I think we can always do more for pedestrian and bicyclist safety, but it has been a top priority of Red Bank’s government since I’ve been elected to the Council. As initial steps, I pushed to include pedestrian safety initiatives in our road replacement programs, and I changed the Borough’s policy to install larger traffic control signs like those in Asbury Park. Having lots of foot traffic throughout town is vital to our local businesses. More crosswalks with flashing lights should be implemented in heavily trafficked areas like the ones on Maple Avenue and on East Front Street in front of the hospital. Most importantly, I support our local police and their enhanced efforts to ensure that drivers obey the rules of the road.
Should Red Bank embark on a charter study or take other steps toward a new form of government?
I do not think now is the right time to throw the proverbial baby out with the bath water. In the last three years, my fellow councilmembers and I have made major changes to Red Bank government – a new Administrator, new CFO, reorganized departments, GPS tracking accountability software, reducing our IT department and privatizing utility functions.

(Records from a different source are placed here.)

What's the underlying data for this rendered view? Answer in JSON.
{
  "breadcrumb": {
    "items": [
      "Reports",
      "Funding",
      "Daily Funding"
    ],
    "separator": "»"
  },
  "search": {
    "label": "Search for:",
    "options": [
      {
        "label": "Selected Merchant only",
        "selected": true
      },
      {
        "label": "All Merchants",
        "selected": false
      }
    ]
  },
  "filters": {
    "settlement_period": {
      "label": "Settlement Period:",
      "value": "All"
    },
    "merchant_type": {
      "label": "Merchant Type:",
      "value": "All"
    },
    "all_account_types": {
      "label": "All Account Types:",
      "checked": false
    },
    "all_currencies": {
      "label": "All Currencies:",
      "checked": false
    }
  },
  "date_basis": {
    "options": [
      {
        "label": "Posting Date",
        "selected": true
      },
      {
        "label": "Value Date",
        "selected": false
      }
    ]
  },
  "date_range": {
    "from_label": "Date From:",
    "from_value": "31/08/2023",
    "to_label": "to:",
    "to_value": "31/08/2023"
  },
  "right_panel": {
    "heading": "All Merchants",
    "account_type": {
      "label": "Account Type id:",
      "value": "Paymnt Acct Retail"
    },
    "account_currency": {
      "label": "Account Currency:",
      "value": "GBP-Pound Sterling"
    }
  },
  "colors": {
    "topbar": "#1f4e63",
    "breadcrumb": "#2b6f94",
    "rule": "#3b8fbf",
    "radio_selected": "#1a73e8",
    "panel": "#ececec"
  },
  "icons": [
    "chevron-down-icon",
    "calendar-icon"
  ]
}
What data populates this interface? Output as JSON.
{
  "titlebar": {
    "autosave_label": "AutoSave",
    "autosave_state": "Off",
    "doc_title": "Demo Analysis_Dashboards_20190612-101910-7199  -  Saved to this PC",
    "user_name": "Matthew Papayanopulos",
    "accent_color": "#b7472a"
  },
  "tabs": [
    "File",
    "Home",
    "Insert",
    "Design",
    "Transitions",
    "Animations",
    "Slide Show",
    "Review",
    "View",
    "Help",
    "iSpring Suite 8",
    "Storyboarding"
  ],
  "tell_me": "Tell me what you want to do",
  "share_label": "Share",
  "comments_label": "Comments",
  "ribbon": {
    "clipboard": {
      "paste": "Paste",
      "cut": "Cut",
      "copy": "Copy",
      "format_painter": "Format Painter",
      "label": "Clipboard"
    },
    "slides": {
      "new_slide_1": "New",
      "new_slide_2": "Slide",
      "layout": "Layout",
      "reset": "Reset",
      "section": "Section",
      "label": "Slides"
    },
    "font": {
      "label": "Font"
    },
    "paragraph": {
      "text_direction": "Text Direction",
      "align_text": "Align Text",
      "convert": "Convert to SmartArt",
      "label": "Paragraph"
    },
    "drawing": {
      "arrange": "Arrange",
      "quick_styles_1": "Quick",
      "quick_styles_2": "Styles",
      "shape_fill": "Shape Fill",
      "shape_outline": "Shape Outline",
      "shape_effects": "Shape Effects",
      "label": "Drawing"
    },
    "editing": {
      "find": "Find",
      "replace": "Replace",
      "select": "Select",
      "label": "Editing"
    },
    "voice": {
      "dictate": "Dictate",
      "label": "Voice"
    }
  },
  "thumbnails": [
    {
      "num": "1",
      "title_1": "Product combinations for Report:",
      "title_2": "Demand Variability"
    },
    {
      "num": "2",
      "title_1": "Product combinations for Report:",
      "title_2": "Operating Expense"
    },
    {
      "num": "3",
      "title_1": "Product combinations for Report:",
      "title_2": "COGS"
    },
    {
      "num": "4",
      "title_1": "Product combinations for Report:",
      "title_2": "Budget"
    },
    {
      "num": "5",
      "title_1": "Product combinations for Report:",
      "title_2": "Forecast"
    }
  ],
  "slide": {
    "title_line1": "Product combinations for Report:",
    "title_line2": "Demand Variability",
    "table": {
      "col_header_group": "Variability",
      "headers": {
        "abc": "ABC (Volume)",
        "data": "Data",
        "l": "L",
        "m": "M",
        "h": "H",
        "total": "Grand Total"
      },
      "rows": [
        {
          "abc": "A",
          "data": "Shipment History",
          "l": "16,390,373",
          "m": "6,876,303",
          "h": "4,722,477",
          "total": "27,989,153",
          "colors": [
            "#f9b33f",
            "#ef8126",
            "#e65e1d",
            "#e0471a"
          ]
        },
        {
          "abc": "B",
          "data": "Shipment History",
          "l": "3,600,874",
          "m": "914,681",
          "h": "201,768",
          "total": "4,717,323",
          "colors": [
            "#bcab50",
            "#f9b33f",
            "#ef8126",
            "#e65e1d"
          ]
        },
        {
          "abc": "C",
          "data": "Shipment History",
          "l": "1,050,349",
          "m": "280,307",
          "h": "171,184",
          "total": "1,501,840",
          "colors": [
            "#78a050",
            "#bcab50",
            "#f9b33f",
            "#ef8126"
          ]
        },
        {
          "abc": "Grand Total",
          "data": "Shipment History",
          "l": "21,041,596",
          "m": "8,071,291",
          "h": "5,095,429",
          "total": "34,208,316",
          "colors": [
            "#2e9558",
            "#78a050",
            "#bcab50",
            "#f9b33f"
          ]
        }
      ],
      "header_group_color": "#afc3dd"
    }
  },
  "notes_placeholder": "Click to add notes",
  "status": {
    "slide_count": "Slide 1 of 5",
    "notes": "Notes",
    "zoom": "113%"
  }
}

To reset the entire local government in the middle of these major reforms would be counterproductive in my view.
Should Red Bank switch to nonpartisan elections? Please explain your answer.
Looking to other non-partisan towns such as Asbury Park and Long Branch, it is clear that non-partisan elections in theory are anything but non-partisan in practice. Not only is more money typically spent in non-partisan elections, but they have the side effect of placing the incumbents in a nearly unbeatable position. In a non-partisan system, the challengers lack any traditional party support, and thus, the incumbents are generally elected over and over with the support of both political parties. One need only look to Long Branch, where over $300,000 was spent by the candidates in their May 2018 non-partisan local election (over ten times more than in Red Bank), to know that non-partisan does not mean non-political or better.
If you’d like to anything, please do so here:
VOTE HORGAN & YNGSTROM FOR RED BANK BOROUGH COUNCIL 2019! For more information, please visit RedBankDems.com.
All four candidates are expected to participate in the West Side Community Group’s 23nd annual forum, scheduled for Thursday, October 24 at River Street Commons. Details (and a note about parking) are here.
Find the ballot here and polling stations below. Note that the 8th district will vote at borough hall this year due to construction at the senior citizens’ center.